by mikebell on 3 December, 2017
North Somerset Council, like many councils across the country, is facing a very difficult budget setting process for 2018/19.
Having already incorporated £90m of revenue savings into its budget since 2010, the continuing fall of government funding, along with significant increases in demand for social care services, mean the council will have to find further savings of over £10m next year.
Council officers have been working hard in recent months to identify potential areas where additional savings can be made. Because of the significant levels of savings already generated, the ability to drive further large scale savings has become increasingly difficult.

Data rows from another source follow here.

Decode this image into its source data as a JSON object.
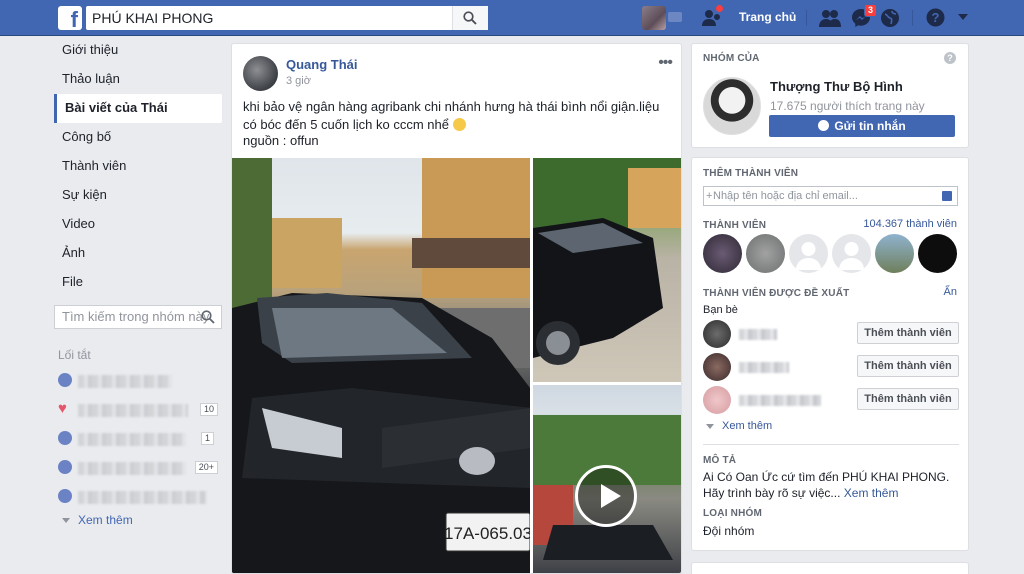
{
  "topbar": {
    "search_value": "PHÚ KHAI PHONG",
    "home_label": "Trang chủ",
    "messages_badge": "3",
    "colors": {
      "bar": "#4267b2"
    }
  },
  "left_nav": {
    "items": [
      {
        "label": "Giới thiệu"
      },
      {
        "label": "Thảo luận"
      },
      {
        "label": "Bài viết của Thái"
      },
      {
        "label": "Công bố"
      },
      {
        "label": "Thành viên"
      },
      {
        "label": "Sự kiện"
      },
      {
        "label": "Video"
      },
      {
        "label": "Ảnh"
      },
      {
        "label": "File"
      }
    ],
    "search_placeholder": "Tìm kiếm trong nhóm này",
    "shortcuts_title": "Lối tắt",
    "shortcut_counts": [
      "10",
      "1",
      "20+"
    ],
    "see_more": "Xem thêm"
  },
  "post": {
    "author": "Quang Thái",
    "time": "3 giờ",
    "text": "khi bảo vệ ngân hàng agribank chi nhánh hưng hà thái bình nổi giận.liệu có bóc đến 5 cuốn lịch ko cccm nhể",
    "source": "nguồn : offun",
    "plate_text": "17A-065.03"
  },
  "right": {
    "group_of": {
      "heading": "NHÓM CỦA",
      "page_name": "Thượng Thư Bộ Hình",
      "likes": "17.675 người thích trang này",
      "message_button": "Gửi tin nhắn"
    },
    "add_member": {
      "heading": "THÊM THÀNH VIÊN",
      "placeholder": "Nhập tên hoặc địa chỉ email...",
      "members_heading": "THÀNH VIÊN",
      "members_count": "104.367 thành viên",
      "suggested_heading": "THÀNH VIÊN ĐƯỢC ĐỀ XUẤT",
      "hide_label": "Ẩn",
      "friends_label": "Bạn bè",
      "add_button": "Thêm thành viên",
      "see_more": "Xem thêm",
      "desc_heading": "MÔ TẢ",
      "desc_text": "Ai Có Oan Ức cứ tìm đến PHÚ KHAI PHONG. Hãy trình bày rõ sự việc...",
      "desc_more": "Xem thêm",
      "type_heading": "LOẠI NHÓM",
      "type_value": "Đội nhóm"
    }
  }
}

The focus remains on transforming the way services are delivered and adopting a more commercial approach.
The council has kept council tax increases low for a number of years and has also accepted the government’s freeze grant on several occasions, both of which have enabled local residents to have a very low level of council tax compared to others. This also means that the council has a low tax-base, and is effectively being penalised, with less opportunity than other councils to address the shift in funding resources from government grants to locally-generated income sources.
By 2020, over 92 per cent of the council’s budget is expected to be funded through council tax and business rates income rather than through the revenue support and other government grants. The council’s strategic approach to long-term sustainable budgeting is to create a largely self-sufficient financial position by 2021.
Delivering structured growth of housing and business with the required infrastructure is key to this. An increased council tax base and more local business rates will reduce reliance on the inevitable declining funding from central government.
The Executive meeting where the council’s medium term financial plan will be debated takes place on Tuesday 5 December at 2.30pm at the Town Hall in Weston-super-Mare. The report is available on the council’s website. After this, members will have the opportunity to scrutinise budget proposals during December, and all savings proposals must also be assessed for the impacts they will have on recognised equalities groups.
The final budget will be considered again by the Executive on 6 February before the budget is set, and Council Tax rates agreed at the Full Council meeting on 20 February.2 Comments